**Data for this task**

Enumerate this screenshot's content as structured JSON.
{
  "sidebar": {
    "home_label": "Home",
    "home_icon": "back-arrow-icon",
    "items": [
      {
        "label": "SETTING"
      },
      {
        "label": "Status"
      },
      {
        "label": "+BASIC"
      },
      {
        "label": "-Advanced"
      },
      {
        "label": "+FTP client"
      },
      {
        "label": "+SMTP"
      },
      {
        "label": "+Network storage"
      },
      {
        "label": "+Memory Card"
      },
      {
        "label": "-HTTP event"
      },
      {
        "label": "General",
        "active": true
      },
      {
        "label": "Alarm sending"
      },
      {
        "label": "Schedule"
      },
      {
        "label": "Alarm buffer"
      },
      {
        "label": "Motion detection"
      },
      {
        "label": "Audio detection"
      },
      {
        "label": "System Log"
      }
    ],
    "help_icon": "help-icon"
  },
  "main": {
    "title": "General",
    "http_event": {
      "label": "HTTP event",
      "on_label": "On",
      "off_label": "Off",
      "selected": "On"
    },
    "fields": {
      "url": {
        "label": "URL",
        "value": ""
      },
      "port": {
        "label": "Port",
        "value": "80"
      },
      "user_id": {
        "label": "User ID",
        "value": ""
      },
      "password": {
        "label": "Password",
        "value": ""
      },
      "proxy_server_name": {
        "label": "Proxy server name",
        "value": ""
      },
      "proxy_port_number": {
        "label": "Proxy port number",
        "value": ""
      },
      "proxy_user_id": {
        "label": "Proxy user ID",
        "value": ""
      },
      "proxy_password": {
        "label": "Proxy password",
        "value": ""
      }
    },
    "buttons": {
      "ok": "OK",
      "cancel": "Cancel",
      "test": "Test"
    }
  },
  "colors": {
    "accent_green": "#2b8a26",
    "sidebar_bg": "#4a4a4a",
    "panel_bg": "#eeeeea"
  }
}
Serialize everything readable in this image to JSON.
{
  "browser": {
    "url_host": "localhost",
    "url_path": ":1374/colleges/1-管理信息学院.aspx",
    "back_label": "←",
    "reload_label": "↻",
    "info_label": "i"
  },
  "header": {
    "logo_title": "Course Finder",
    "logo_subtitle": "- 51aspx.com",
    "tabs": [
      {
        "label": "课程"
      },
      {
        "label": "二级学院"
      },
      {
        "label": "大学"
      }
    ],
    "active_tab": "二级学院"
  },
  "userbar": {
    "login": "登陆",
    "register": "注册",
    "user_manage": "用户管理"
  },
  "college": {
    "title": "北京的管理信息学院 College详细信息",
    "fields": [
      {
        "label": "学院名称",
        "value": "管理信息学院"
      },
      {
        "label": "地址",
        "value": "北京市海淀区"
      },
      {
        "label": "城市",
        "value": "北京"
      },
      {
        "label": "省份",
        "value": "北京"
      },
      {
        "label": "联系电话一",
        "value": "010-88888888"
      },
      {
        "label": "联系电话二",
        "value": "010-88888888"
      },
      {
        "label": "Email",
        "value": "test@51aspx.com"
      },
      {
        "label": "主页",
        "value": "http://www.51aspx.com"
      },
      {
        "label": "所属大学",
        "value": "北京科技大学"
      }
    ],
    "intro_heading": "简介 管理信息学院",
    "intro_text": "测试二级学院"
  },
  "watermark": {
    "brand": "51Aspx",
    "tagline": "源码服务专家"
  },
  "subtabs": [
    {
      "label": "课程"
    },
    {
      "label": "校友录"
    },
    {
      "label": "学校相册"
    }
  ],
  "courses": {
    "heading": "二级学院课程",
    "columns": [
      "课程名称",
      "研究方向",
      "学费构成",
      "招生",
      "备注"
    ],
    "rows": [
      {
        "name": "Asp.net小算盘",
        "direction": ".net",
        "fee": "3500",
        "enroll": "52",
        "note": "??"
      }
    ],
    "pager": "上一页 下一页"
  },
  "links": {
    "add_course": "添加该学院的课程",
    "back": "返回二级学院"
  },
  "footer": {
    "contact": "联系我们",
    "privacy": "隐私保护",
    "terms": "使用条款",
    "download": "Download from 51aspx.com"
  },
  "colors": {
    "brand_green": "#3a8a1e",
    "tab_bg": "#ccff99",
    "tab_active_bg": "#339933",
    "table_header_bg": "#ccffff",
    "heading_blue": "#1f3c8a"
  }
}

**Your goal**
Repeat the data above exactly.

**Solution for this exercise**
Enumerate this screenshot's content as structured JSON.
{
  "sidebar": {
    "home_label": "Home",
    "home_icon": "back-arrow-icon",
    "items": [
      {
        "label": "SETTING"
      },
      {
        "label": "Status"
      },
      {
        "label": "+BASIC"
      },
      {
        "label": "-Advanced"
      },
      {
        "label": "+FTP client"
      },
      {
        "label": "+SMTP"
      },
      {
        "label": "+Network storage"
      },
      {
        "label": "+Memory Card"
      },
      {
        "label": "-HTTP event"
      },
      {
        "label": "General",
        "active": true
      },
      {
        "label": "Alarm sending"
      },
      {
        "label": "Schedule"
      },
      {
        "label": "Alarm buffer"
      },
      {
        "label": "Motion detection"
      },
      {
        "label": "Audio detection"
      },
      {
        "label": "System Log"
      }
    ],
    "help_icon": "help-icon"
  },
  "main": {
    "title": "General",
    "http_event": {
      "label": "HTTP event",
      "on_label": "On",
      "off_label": "Off",
      "selected": "On"
    },
    "fields": {
      "url": {
        "label": "URL",
        "value": ""
      },
      "port": {
        "label": "Port",
        "value": "80"
      },
      "user_id": {
        "label": "User ID",
        "value": ""
      },
      "password": {
        "label": "Password",
        "value": ""
      },
      "proxy_server_name": {
        "label": "Proxy server name",
        "value": ""
      },
      "proxy_port_number": {
        "label": "Proxy port number",
        "value": ""
      },
      "proxy_user_id": {
        "label": "Proxy user ID",
        "value": ""
      },
      "proxy_password": {
        "label": "Proxy password",
        "value": ""
      }
    },
    "buttons": {
      "ok": "OK",
      "cancel": "Cancel",
      "test": "Test"
    }
  },
  "colors": {
    "accent_green": "#2b8a26",
    "sidebar_bg": "#4a4a4a",
    "panel_bg": "#eeeeea"
  }
}
Serialize everything readable in this image to JSON.
{
  "browser": {
    "url_host": "localhost",
    "url_path": ":1374/colleges/1-管理信息学院.aspx",
    "back_label": "←",
    "reload_label": "↻",
    "info_label": "i"
  },
  "header": {
    "logo_title": "Course Finder",
    "logo_subtitle": "- 51aspx.com",
    "tabs": [
      {
        "label": "课程"
      },
      {
        "label": "二级学院"
      },
      {
        "label": "大学"
      }
    ],
    "active_tab": "二级学院"
  },
  "userbar": {
    "login": "登陆",
    "register": "注册",
    "user_manage": "用户管理"
  },
  "college": {
    "title": "北京的管理信息学院 College详细信息",
    "fields": [
      {
        "label": "学院名称",
        "value": "管理信息学院"
      },
      {
        "label": "地址",
        "value": "北京市海淀区"
      },
      {
        "label": "城市",
        "value": "北京"
      },
      {
        "label": "省份",
        "value": "北京"
      },
      {
        "label": "联系电话一",
        "value": "010-88888888"
      },
      {
        "label": "联系电话二",
        "value": "010-88888888"
      },
      {
        "label": "Email",
        "value": "test@51aspx.com"
      },
      {
        "label": "主页",
        "value": "http://www.51aspx.com"
      },
      {
        "label": "所属大学",
        "value": "北京科技大学"
      }
    ],
    "intro_heading": "简介 管理信息学院",
    "intro_text": "测试二级学院"
  },
  "watermark": {
    "brand": "51Aspx",
    "tagline": "源码服务专家"
  },
  "subtabs": [
    {
      "label": "课程"
    },
    {
      "label": "校友录"
    },
    {
      "label": "学校相册"
    }
  ],
  "courses": {
    "heading": "二级学院课程",
    "columns": [
      "课程名称",
      "研究方向",
      "学费构成",
      "招生",
      "备注"
    ],
    "rows": [
      {
        "name": "Asp.net小算盘",
        "direction": ".net",
        "fee": "3500",
        "enroll": "52",
        "note": "??"
      }
    ],
    "pager": "上一页 下一页"
  },
  "links": {
    "add_course": "添加该学院的课程",
    "back": "返回二级学院"
  },
  "footer": {
    "contact": "联系我们",
    "privacy": "隐私保护",
    "terms": "使用条款",
    "download": "Download from 51aspx.com"
  },
  "colors": {
    "brand_green": "#3a8a1e",
    "tab_bg": "#ccff99",
    "tab_active_bg": "#339933",
    "table_header_bg": "#ccffff",
    "heading_blue": "#1f3c8a"
  }
}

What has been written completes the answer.